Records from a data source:
════════════════
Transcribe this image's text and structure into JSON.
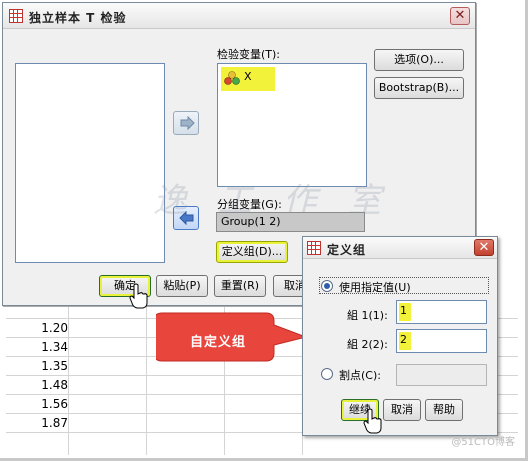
{
  "sheet": {
    "values": [
      "1.20",
      "1.34",
      "1.35",
      "1.48",
      "1.56",
      "1.87"
    ]
  },
  "main_dialog": {
    "title": "独立样本 T 检验",
    "test_var_label": "检验变量(T):",
    "test_var_item": "X",
    "group_var_label": "分组变量(G):",
    "group_var_value": "Group(1 2)",
    "buttons": {
      "options": "选项(O)...",
      "bootstrap": "Bootstrap(B)...",
      "define_groups": "定义组(D)...",
      "ok": "确定",
      "paste": "粘贴(P)",
      "reset": "重置(R)",
      "cancel": "取消"
    },
    "watermark": "逸  工 作 室"
  },
  "sub_dialog": {
    "title": "定义组",
    "use_specified_label": "使用指定值(U)",
    "group1_label": "組 1(1):",
    "group1_value": "1",
    "group2_label": "組 2(2):",
    "group2_value": "2",
    "cutpoint_label": "割点(C):",
    "continue_label": "继续",
    "cancel_label": "取消",
    "help_label": "帮助"
  },
  "callout": {
    "text": "自定义组",
    "color": "#e8453c"
  },
  "footer": {
    "mark": "@51CTO博客"
  },
  "colors": {
    "highlight": "#f2f23a",
    "close_red": "#c3402e"
  }
}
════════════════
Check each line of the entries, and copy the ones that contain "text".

REPLY TO THE EXERCISE:
Transcribe this image's text and structure into JSON.
    "text": "自定义组",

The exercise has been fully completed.